The International Center for Investigative Journalism called the attacks Ayyub has endured in recent years “chillingly similar” to those targeting Ressa.

Russia’s invasion of Ukraine, seen as a bulwark against rising global authoritarianism, provided new urgency in Perugia, where a declaration of support for independent media in Ukraine was signed by more than 185 organizations.

“This nascent, new-found and rekindled recognition of journalism’s value among the public and policy makers is fragile,” the statement reads. “Ukrainian reporters and international journalists reporting from Ukraine have earned a window of opportunity. The greatest leaps of progress are often made in times of crisis. We, collectively, cannot afford to squander it.”

Adding to the urgency was a recognition that not only are authoritarian politics winning the day worldwide, but the economics of independent media have also grown worse.

UNESCO painted a grim picture of collapse in a report called “Journalism is a public good” published earlier this year:

Over the past five years, approximately 85 percent of the world’s population experienced a decline in press freedom in their country. Even in countries with long traditions of safeguarding free and independent journalism, financial and technological transformations have forced news outlets, especially those serving local communities, to close. With readership and advertising markets moving online, advertising revenue for newspapers plummeted by nearly half in the ten-year period ending in 2019. The subsequent COVID-19 pandemic and its global economic impact have exacerbated this trend, now threatening to create an “extinction level” event for independent journalism outlets.

And the evidence shows that when independent journalism goes away, it is replaced by toxic, politically motivated misinformation that spreads virus-like across social media, as in the cases of Maria Ressa and Rana Ayyub.

Ressa is one of the co-chairs of the International Fund for Public Interest Media (IPFIM), which seeks to raise a billion dollars for public interest media from governments, corporations and philanthropic institutions while ensuring the editorial independence of newsrooms that receive its support.

She and co-chair Mark Thompson, formerly a media executive with the BBC and New York Times, argue: “The great political and cultural battles that free media face everywhere can only be won if we first stabilize and future-proof its economics.”

Nishant Lalwani, managing director of Luminate Group and co-founder of IFPIM, elaborated in Perugia:

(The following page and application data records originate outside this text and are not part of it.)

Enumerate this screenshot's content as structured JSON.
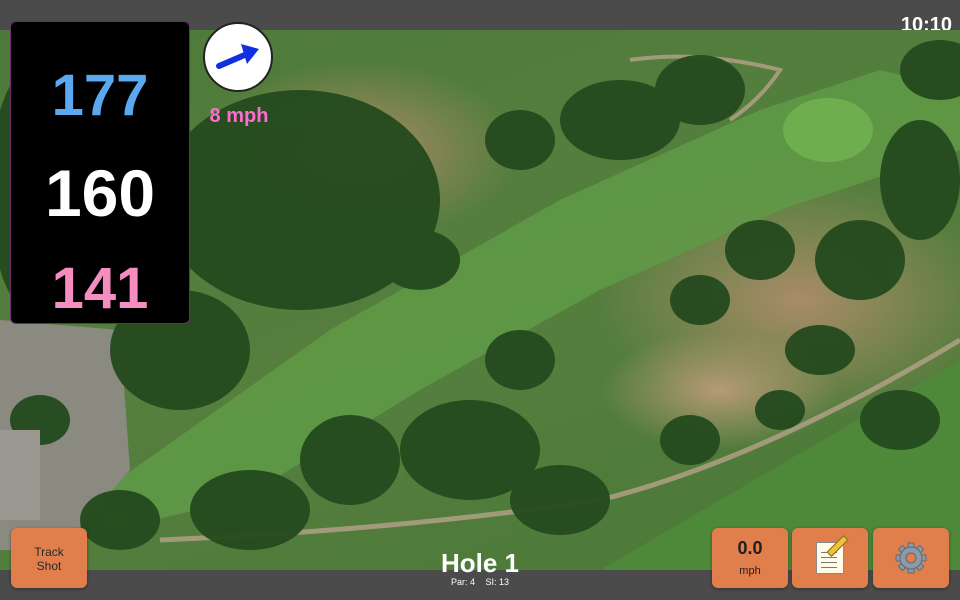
{
  "status_bar": {
    "time": "10:10"
  },
  "yardage": {
    "back": "177",
    "middle": "160",
    "front": "141"
  },
  "wind": {
    "speed": "8 mph",
    "direction_icon": "arrow-east-northeast"
  },
  "buttons": {
    "track_shot_line1": "Track",
    "track_shot_line2": "Shot",
    "speed_value": "0.0",
    "speed_unit": "mph",
    "notes_icon": "notepad-icon",
    "settings_icon": "gear-icon"
  },
  "hole": {
    "title": "Hole 1",
    "par": "Par: 4",
    "si": "SI: 13"
  },
  "colors": {
    "back_yardage": "#5aa8f0",
    "middle_yardage": "#ffffff",
    "front_yardage": "#f58dc0",
    "wind_speed": "#ff6bd0",
    "button": "#e07f4b"
  }
}
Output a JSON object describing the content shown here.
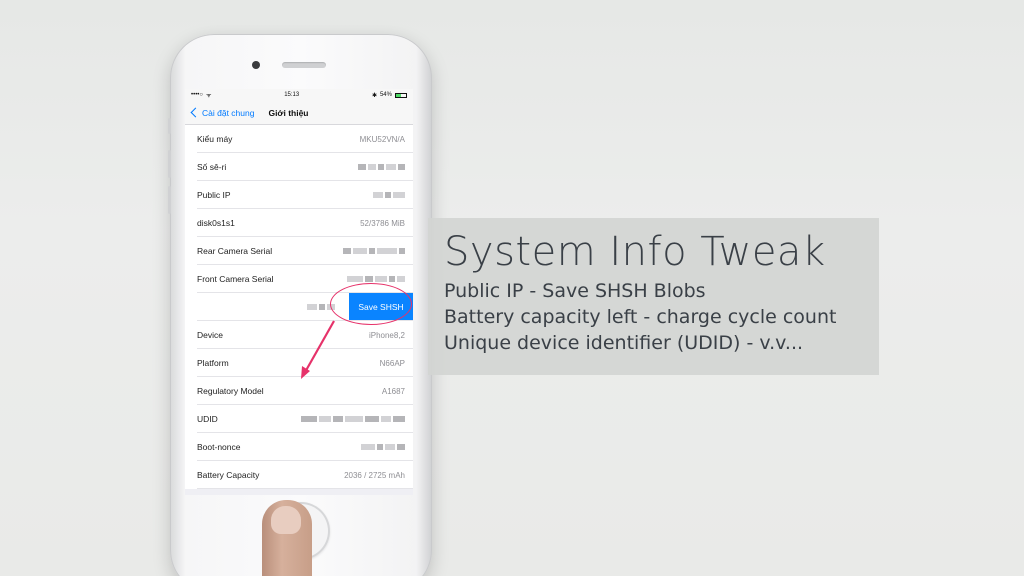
{
  "status_bar": {
    "signal": "••••○",
    "wifi": "ᯤ",
    "time": "15:13",
    "battery_percent": "54%",
    "battery_level": 0.54
  },
  "navbar": {
    "back_label": "Cài đặt chung",
    "title": "Giới thiệu"
  },
  "rows": [
    {
      "label": "Kiểu máy",
      "value": "MKU52VN/A"
    },
    {
      "label": "Số sê-ri",
      "value": ""
    },
    {
      "label": "Public IP",
      "value": ""
    },
    {
      "label": "disk0s1s1",
      "value": "52/3786 MiB"
    },
    {
      "label": "Rear Camera Serial",
      "value": ""
    },
    {
      "label": "Front Camera Serial",
      "value": ""
    },
    {
      "label": "",
      "value": ""
    },
    {
      "label": "Device",
      "value": "iPhone8,2"
    },
    {
      "label": "Platform",
      "value": "N66AP"
    },
    {
      "label": "Regulatory Model",
      "value": "A1687"
    },
    {
      "label": "UDID",
      "value": ""
    },
    {
      "label": "Boot-nonce",
      "value": ""
    },
    {
      "label": "Battery Capacity",
      "value": "2036 / 2725 mAh"
    }
  ],
  "save_button_label": "Save SHSH",
  "colors": {
    "accent": "#007aff",
    "save_button": "#0a84ff",
    "annotation": "#e6326a"
  },
  "overlay": {
    "title": "System Info Tweak",
    "lines": [
      "Public IP - Save SHSH Blobs",
      "Battery capacity left - charge cycle count",
      "Unique device identifier (UDID) - v.v..."
    ]
  }
}
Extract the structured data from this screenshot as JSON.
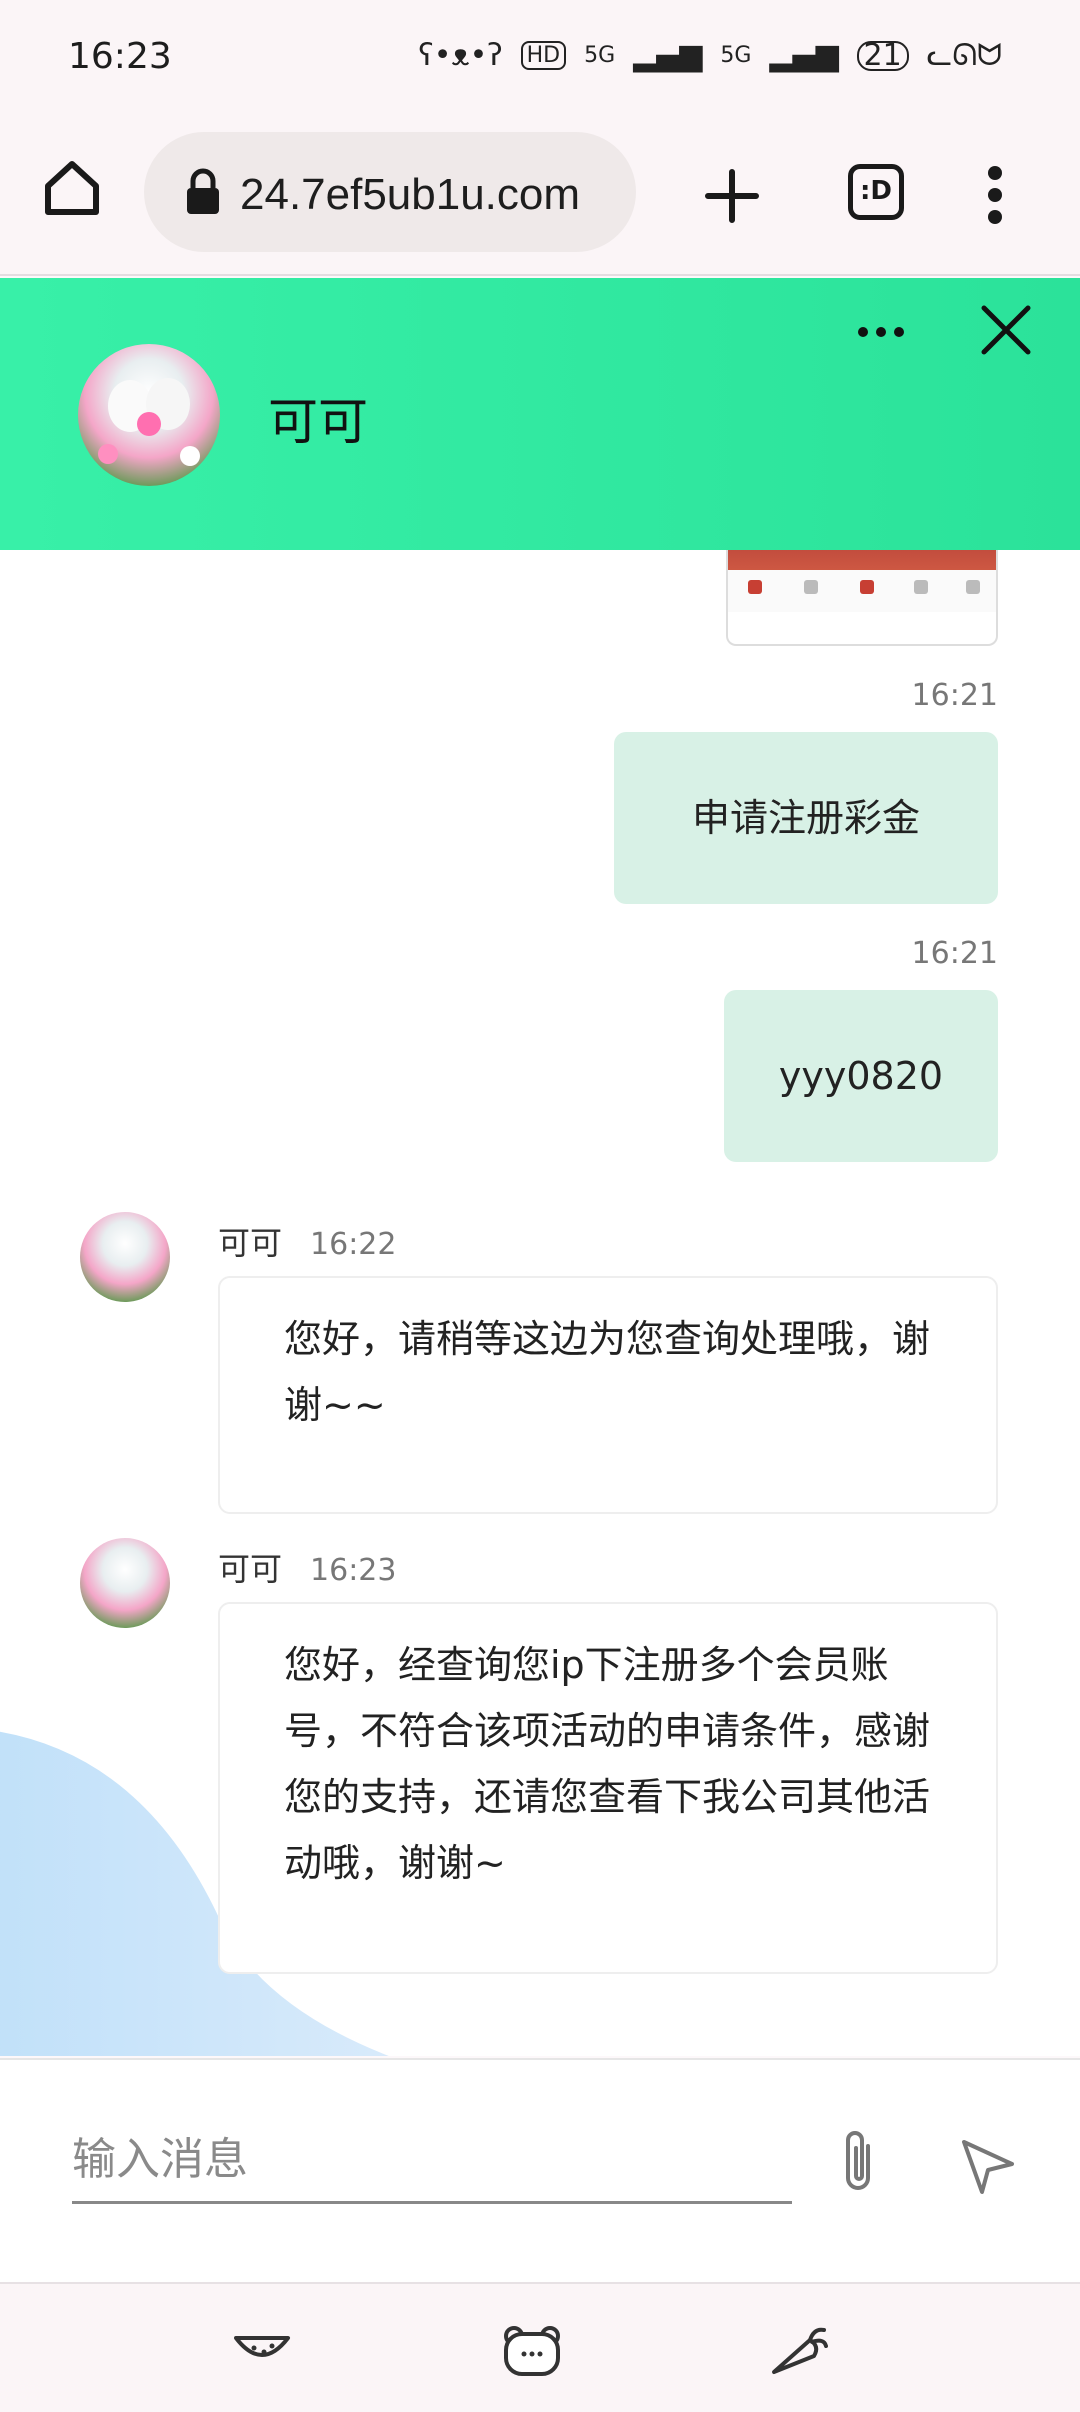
{
  "status_bar": {
    "time": "16:23",
    "badge": "21",
    "net1": "5G",
    "net2": "5G"
  },
  "browser": {
    "url": "24.7ef5ub1u.com",
    "tabs_label": ":D"
  },
  "chat_header": {
    "name": "可可"
  },
  "messages": [
    {
      "dir": "out",
      "time": "16:21",
      "text": "申请注册彩金"
    },
    {
      "dir": "out",
      "time": "16:21",
      "text": "yyy0820"
    },
    {
      "dir": "in",
      "name": "可可",
      "time": "16:22",
      "text": "您好，请稍等这边为您查询处理哦，谢谢~~"
    },
    {
      "dir": "in",
      "name": "可可",
      "time": "16:23",
      "text": "您好，经查询您ip下注册多个会员账号，不符合该项活动的申请条件，感谢您的支持，还请您查看下我公司其他活动哦，谢谢~"
    }
  ],
  "input": {
    "placeholder": "输入消息"
  },
  "colors": {
    "header": "#2be29a",
    "bubble_out": "#d8f1e6"
  }
}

“Today news organizations are dying out all over the world and we have to stop that from happening. Otherwise we have serious issues with autocracies encroaching and democracies dying out,” Lalwani said. “Many funders have realized that having healthy information ecosystems is no longer a matter of holding power to account or public debate, but now it’s a matter of national security, it’s a matter of the health of populations, it’s a matter of resisting the spread of autocratic practices to democracies around the world.”

The IFPIM effort already has backing from the United States, Taiwan, Switzerland and Sweden along with philanthropic donors such as MacArthur Foundation, Craig Newmark Philanthropies, National Endowment for Democracy and Luminate.

It joins a global push to support independent media and protect democracy that includes The GroundTruth Project’s Report for America and Report for the World programs.

A growing level of comfort among journalists in directly tying their work to more equitable, more democratic societies seems to be born of the necessity of the moment.

Wendi Thomas, founder of independent news site MLK50 based in Memphis, Tennessee, said in Perugia, “If it’s not journalism who’s going to save democracy, or be part of saving democracy, who’s going to do that? It’s not like there’s a whole bunch of institutions rushing to the fore to fill in that gap. On a day to day basis, it’s like OK, when’s the story going to be done? That’s my day-to-day question, can they hurry up and finish it, we’ve got deadlines. But in a more macro sense, yes I think we’re trying to save democracy.”